LGSU Conference

News: LGSU conference scheduled

By Toni Ferrante, published March 25, 1988

CWRU's Lesbian-Gay Student Union will host its seventh annual conference this weekend, an event which will attract an audience form around the Cleveland area and out-of-state. "Together we're finding our future strengths" is this year's theme.

LGSU President Barb Lucas hopes a lot of students will participate. "I hope they take advantage of the opportunity to learn more about a minority group that's surrounded by myths and suspicion," Lucas said.

"There are a lot of workshops on things people should be aware of, even if they're not gay," she added. "People can always benefit by learning about others whose experiences are different and perhaps painful."

Cleve Jones will give the opening address Friday night from 8-9:30 p.m. in Thwing Ballroom. Jones began the "Names Quilt", which is made of patches with the names of all who have died of AIDS. Lucas said this quilt will come to Cleveland in June.

A non-alcoholic dance will follow in the Ballroom from 9:30-11 p.m.

Workshops planned for Saturday include sessions on AIDS, safe sex, gay couples who want children, politics, legal rights for gays who feel they are being discriminated against, and sexual addiction. There will also be a photo session showcasing the work of Jeb, a lesbian photographer who Lucas said "depicts lesbian images."

Former Methodist Minister Rosemary Denman will speak at 1:30 p.m. Saturday on being forced to leave the clergy because she is a lesbian.

Two activities are scheduled for Saturday night, including an entertainment show in Cleveland State University's University Center Auditorium, and a "Spring into Summer" benefit for the NOCI at a downtown bar. Lucas said NOCI provides funding for numerous organizations, including the LGSU.

A worship service and affirmation service are scheduled for Sunday morning in Amasa Stone Chapel. The worship service will be from 9-10 a.m., followed by the affirmation service from 10-11 a.m. Lucas said the affirmation service is "a pseudo wedding-type ceremony."

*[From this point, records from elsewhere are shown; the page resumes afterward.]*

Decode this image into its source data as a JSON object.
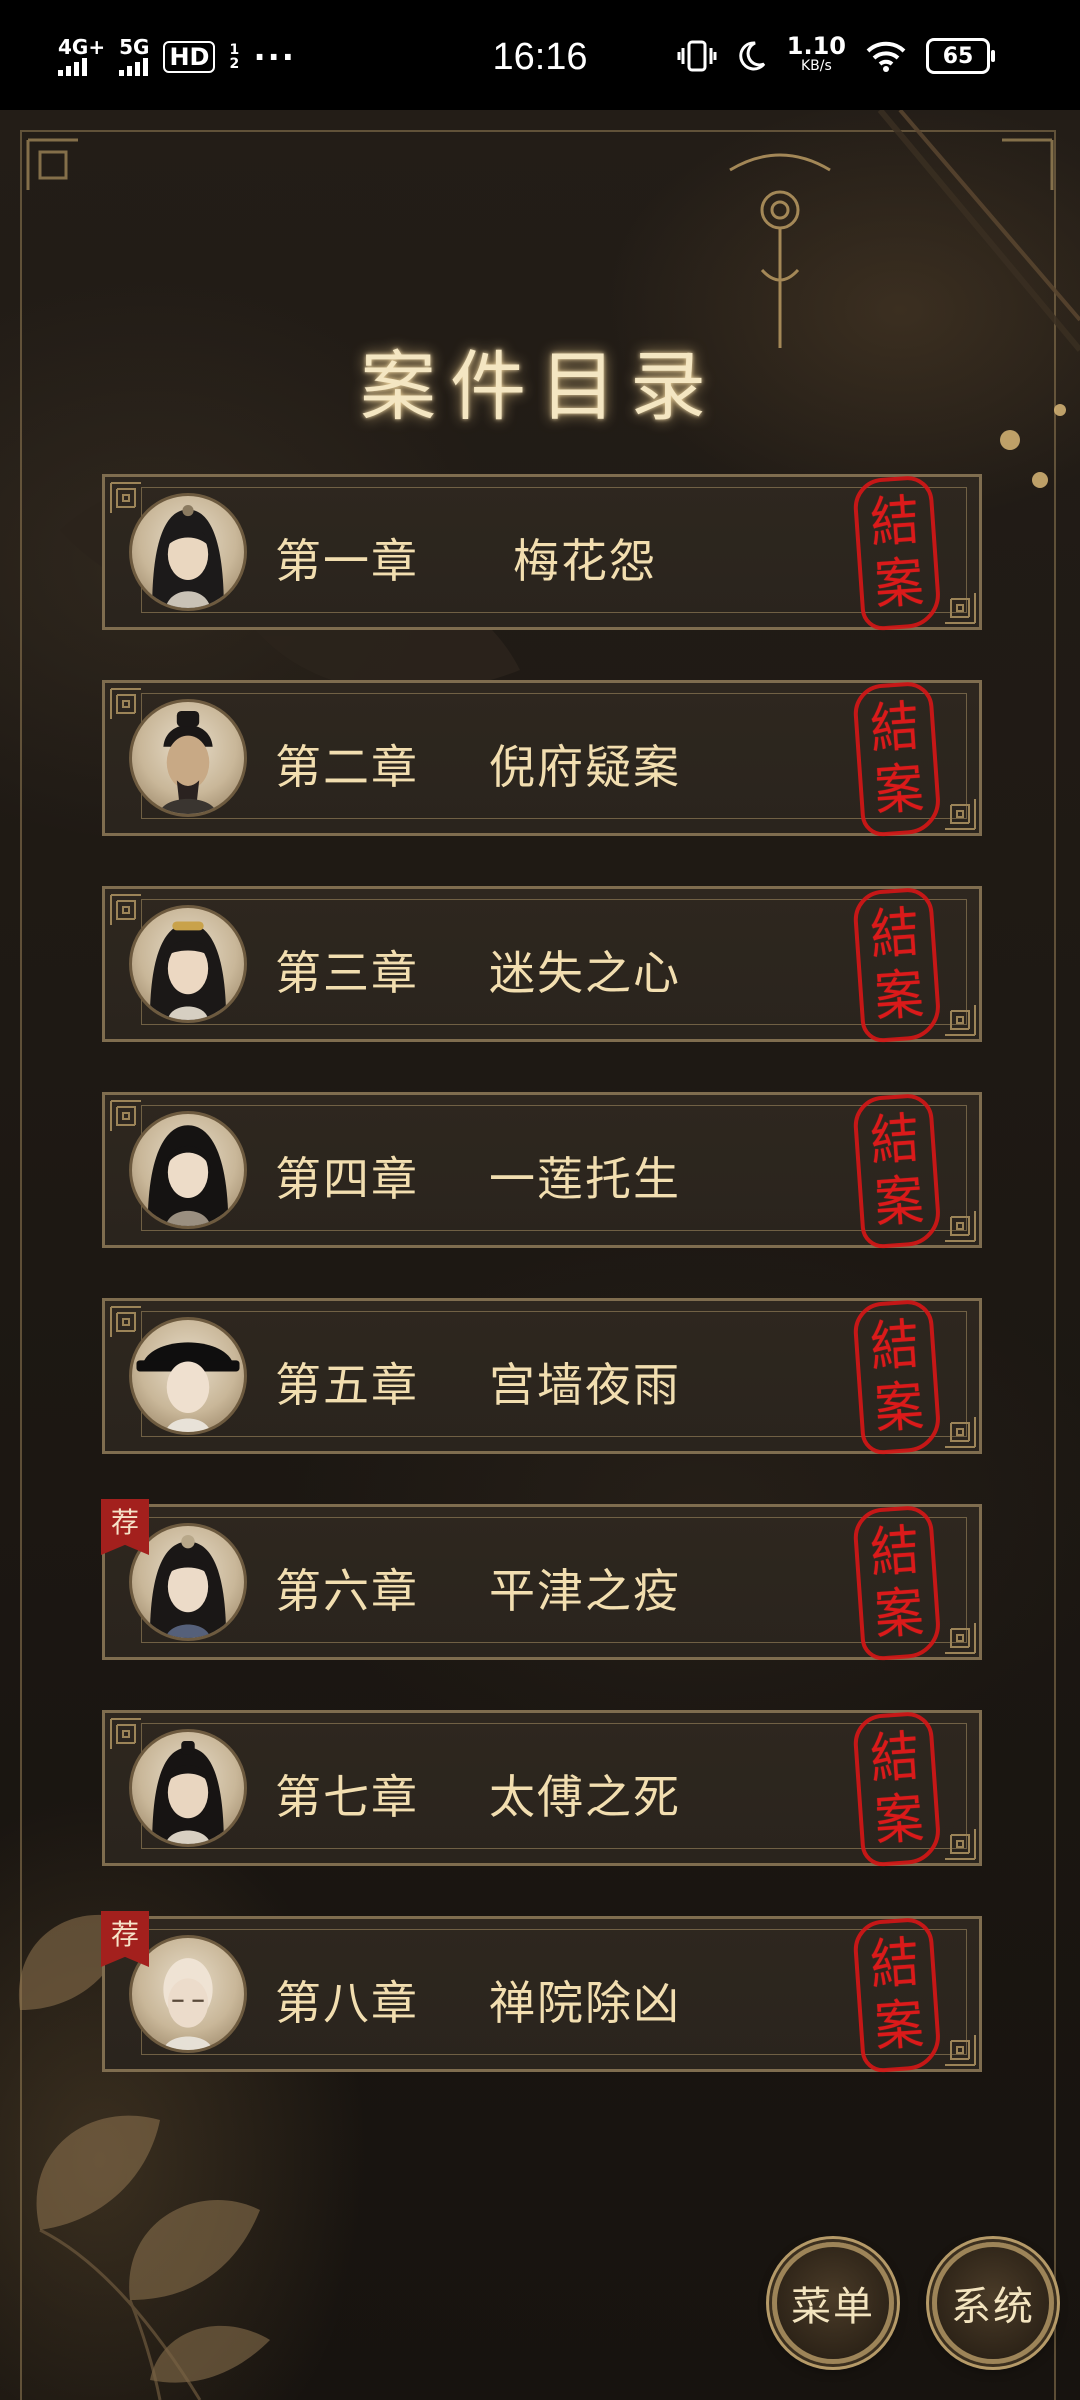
{
  "status_bar": {
    "network_1": "4G+",
    "network_2": "5G",
    "hd_badge": "HD",
    "hd_sub": "1 2",
    "more": "···",
    "time": "16:16",
    "speed_value": "1.10",
    "speed_unit": "KB/s",
    "battery": "65",
    "icons": [
      "vibrate-icon",
      "moon-icon",
      "wifi-icon",
      "battery-icon"
    ]
  },
  "page": {
    "title": "案件目录"
  },
  "chapters": [
    {
      "number": "第一章",
      "title": "梅花怨",
      "stamp_top": "結",
      "stamp_bottom": "案",
      "recommended": false
    },
    {
      "number": "第二章",
      "title": "倪府疑案",
      "stamp_top": "結",
      "stamp_bottom": "案",
      "recommended": false
    },
    {
      "number": "第三章",
      "title": "迷失之心",
      "stamp_top": "結",
      "stamp_bottom": "案",
      "recommended": false
    },
    {
      "number": "第四章",
      "title": "一莲托生",
      "stamp_top": "結",
      "stamp_bottom": "案",
      "recommended": false
    },
    {
      "number": "第五章",
      "title": "宫墙夜雨",
      "stamp_top": "結",
      "stamp_bottom": "案",
      "recommended": false
    },
    {
      "number": "第六章",
      "title": "平津之疫",
      "stamp_top": "結",
      "stamp_bottom": "案",
      "recommended": true,
      "tag": "荐"
    },
    {
      "number": "第七章",
      "title": "太傅之死",
      "stamp_top": "結",
      "stamp_bottom": "案",
      "recommended": false
    },
    {
      "number": "第八章",
      "title": "禅院除凶",
      "stamp_top": "結",
      "stamp_bottom": "案",
      "recommended": true,
      "tag": "荐"
    }
  ],
  "buttons": {
    "menu": "菜单",
    "system": "系统"
  },
  "colors": {
    "gold_text": "#f2deb0",
    "seal_red": "#e01a1a",
    "frame_gold": "#7f6d4f",
    "background": "#1d1813"
  }
}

Lucas hopes that what people learn from the weekend's activities, especially Denman's speech, "might encourage people to think twice before saying something discriminating."

Registration begins tonight in Thwing Center. The conference costs $8, but it is free with a valid CWRU I.D.

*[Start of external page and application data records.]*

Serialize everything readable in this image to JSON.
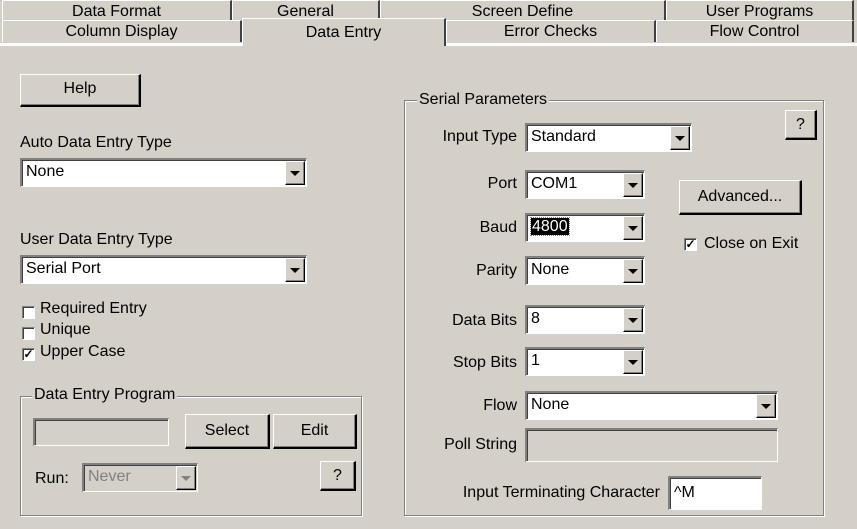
{
  "tabs_back": [
    {
      "label": "Data Format"
    },
    {
      "label": "General"
    },
    {
      "label": "Screen Define"
    },
    {
      "label": "User Programs"
    }
  ],
  "tabs_front": [
    {
      "label": "Column Display"
    },
    {
      "label": "Data Entry"
    },
    {
      "label": "Error Checks"
    },
    {
      "label": "Flow Control"
    }
  ],
  "left": {
    "help_label": "Help",
    "auto_label": "Auto Data Entry Type",
    "auto_value": "None",
    "user_label": "User Data Entry Type",
    "user_value": "Serial Port",
    "checks": [
      {
        "label": "Required Entry",
        "checked": false
      },
      {
        "label": "Unique",
        "checked": false
      },
      {
        "label": "Upper Case",
        "checked": true
      }
    ],
    "program": {
      "title": "Data Entry Program",
      "select_label": "Select",
      "edit_label": "Edit",
      "run_label": "Run:",
      "run_value": "Never",
      "help_q": "?"
    }
  },
  "serial": {
    "title": "Serial Parameters",
    "help_q": "?",
    "input_type_label": "Input Type",
    "input_type_value": "Standard",
    "port_label": "Port",
    "port_value": "COM1",
    "advanced_label": "Advanced...",
    "baud_label": "Baud",
    "baud_value": "4800",
    "close_on_exit_label": "Close on Exit",
    "close_on_exit_checked": true,
    "parity_label": "Parity",
    "parity_value": "None",
    "data_bits_label": "Data Bits",
    "data_bits_value": "8",
    "stop_bits_label": "Stop Bits",
    "stop_bits_value": "1",
    "flow_label": "Flow",
    "flow_value": "None",
    "poll_label": "Poll String",
    "poll_value": "",
    "term_label": "Input Terminating Character",
    "term_value": "^M"
  }
}
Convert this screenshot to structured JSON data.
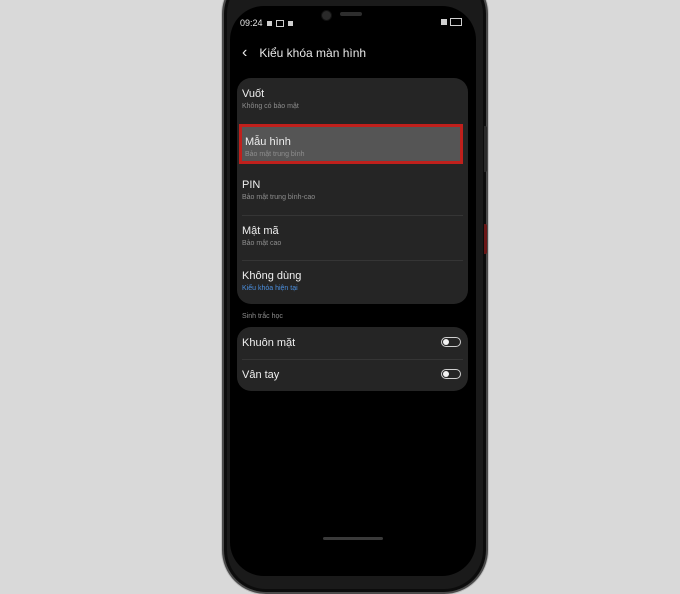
{
  "status": {
    "time": "09:24"
  },
  "header": {
    "back_icon": "chevron-left-icon",
    "title": "Kiểu khóa màn hình"
  },
  "lock_options": [
    {
      "label": "Vuốt",
      "subtitle": "Không có bảo mật"
    },
    {
      "label": "Mẫu hình",
      "subtitle": "Bảo mật trung bình",
      "highlighted": true
    },
    {
      "label": "PIN",
      "subtitle": "Bảo mật trung bình-cao"
    },
    {
      "label": "Mật mã",
      "subtitle": "Bảo mật cao"
    },
    {
      "label": "Không dùng",
      "subtitle": "Kiểu khóa hiện tại",
      "subtitle_color": "#4b8fdf"
    }
  ],
  "biometrics": {
    "section_label": "Sinh trắc học",
    "items": [
      {
        "label": "Khuôn mặt",
        "enabled": false
      },
      {
        "label": "Vân tay",
        "enabled": false
      }
    ]
  },
  "colors": {
    "highlight_border": "#c0201c",
    "current_subtitle": "#4b8fdf",
    "background": "#000000"
  }
}
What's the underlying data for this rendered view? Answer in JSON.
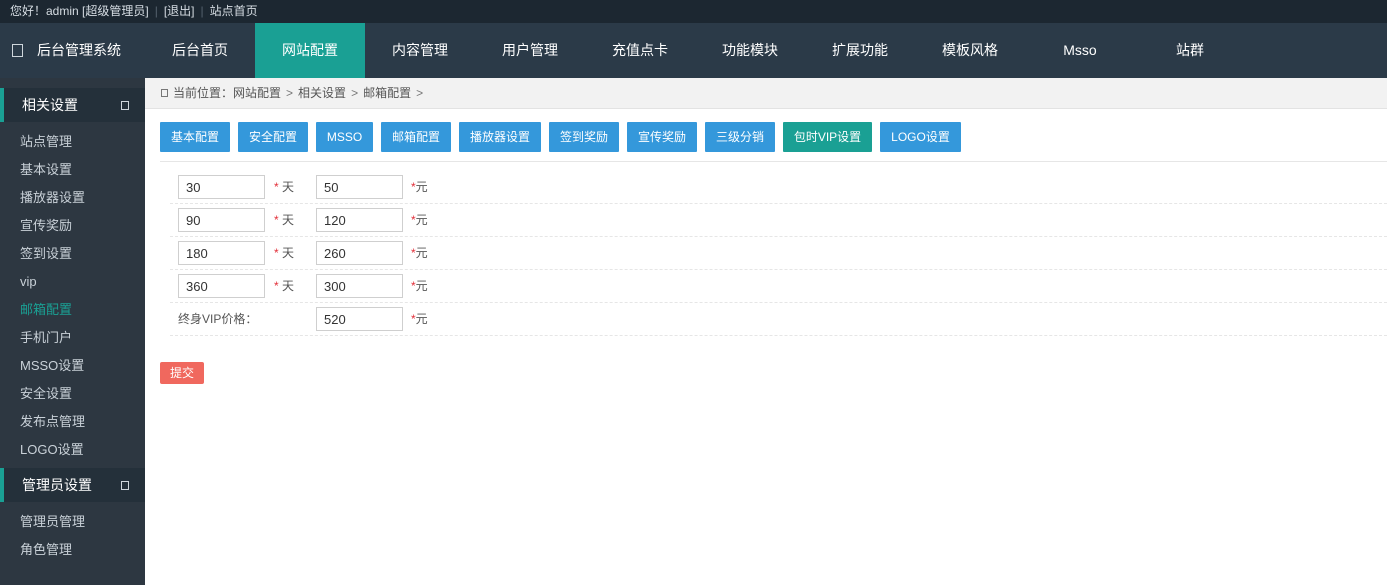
{
  "topbar": {
    "greeting": "您好！admin [超级管理员]",
    "logout": "[退出]",
    "site_home": "站点首页"
  },
  "header": {
    "brand": "后台管理系统",
    "nav": [
      {
        "label": "后台首页"
      },
      {
        "label": "网站配置",
        "active": true
      },
      {
        "label": "内容管理"
      },
      {
        "label": "用户管理"
      },
      {
        "label": "充值点卡"
      },
      {
        "label": "功能模块"
      },
      {
        "label": "扩展功能"
      },
      {
        "label": "模板风格"
      },
      {
        "label": "Msso"
      },
      {
        "label": "站群"
      }
    ]
  },
  "sidebar": {
    "group1": {
      "title": "相关设置",
      "items": [
        {
          "label": "站点管理"
        },
        {
          "label": "基本设置"
        },
        {
          "label": "播放器设置"
        },
        {
          "label": "宣传奖励"
        },
        {
          "label": "签到设置"
        },
        {
          "label": "vip"
        },
        {
          "label": "邮箱配置",
          "active": true
        },
        {
          "label": "手机门户"
        },
        {
          "label": "MSSO设置"
        },
        {
          "label": "安全设置"
        },
        {
          "label": "发布点管理"
        },
        {
          "label": "LOGO设置"
        }
      ]
    },
    "group2": {
      "title": "管理员设置",
      "items": [
        {
          "label": "管理员管理"
        },
        {
          "label": "角色管理"
        }
      ]
    }
  },
  "breadcrumb": {
    "prefix": "当前位置：",
    "path": [
      "网站配置",
      "相关设置",
      "邮箱配置"
    ],
    "separator": ">"
  },
  "tabs": [
    {
      "label": "基本配置"
    },
    {
      "label": "安全配置"
    },
    {
      "label": "MSSO"
    },
    {
      "label": "邮箱配置"
    },
    {
      "label": "播放器设置"
    },
    {
      "label": "签到奖励"
    },
    {
      "label": "宣传奖励"
    },
    {
      "label": "三级分销"
    },
    {
      "label": "包时VIP设置",
      "active": true
    },
    {
      "label": "LOGO设置"
    }
  ],
  "form": {
    "star": "*",
    "days_unit": "天",
    "price_unit": "元",
    "rows": [
      {
        "days": "30",
        "price": "50"
      },
      {
        "days": "90",
        "price": "120"
      },
      {
        "days": "180",
        "price": "260"
      },
      {
        "days": "360",
        "price": "300"
      }
    ],
    "lifetime_label": "终身VIP价格：",
    "lifetime_price": "520",
    "submit_label": "提交"
  },
  "colors": {
    "accent": "#1aa094",
    "tab_blue": "#3498db",
    "submit": "#f0685e",
    "header_bg": "#2b3a48",
    "sidebar_bg": "#2d3741"
  }
}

News: Lesbian speaks on discrimination

By Aaron Adams, published April 1, 1988

Rose Mary Denman, a lesbian minister of the Unitarian Universalists, spoke last Sunday on how she was suspended from the United Methodist clergy for being a lesbian.

Denman's speech was part of the seventh annual All-Ohio Lesbian/Gay conference held here last weekend by CWRU's Lesbian/Gay Student Union.

"I was an adamant homophobic," said Denman. She explained that she had been an ardent supporter of the Methodist Church and agreed that homosexuals should be banned from entering the clergy. "And then I fell in love with a woman," she said. Denman said she became involved with Winnie Weir, a friend of several years.

Denman requested a leave of absence from her position as a Methodist minister to deal with her identity crisis. During her leave, she wrote for a gay/lesbian newspaper. Weir's former lover sent several articles written by Denman to a Methodist bishop.

"I was told to remain celibate or leave the ministry," she said. Denman then asked the bishop for a third leave of absence in order to make a transition from the Methodist Church to the Unitarian Universalists Association.

The bishop denied her leave and also demanded that she turn in her ordination papers. Denman refused to comply.

"He issued charges that I was a self-avowed practicing lesbian," said Denman. A jury of ministers that the bishop selected found Denman in violation of church law.

"As far as I'm' concerned, I won that trial because a lot of the country saw that the Church is divided and not united, as it says it is," she said. "I hope that more and more gay and lesbian ministers will come out."

Denman said that homosexuals should define themselves and not let anyone else tell them who they are. "We have to recognize who we are before we can have anybody else recognize us," she said.

According to Martha Pontoni, editor of Gay People's Chronicle and a member of LGSU, 376 people participated in the conference. "This is the biggest (conference) we've ever had," Pontoni said.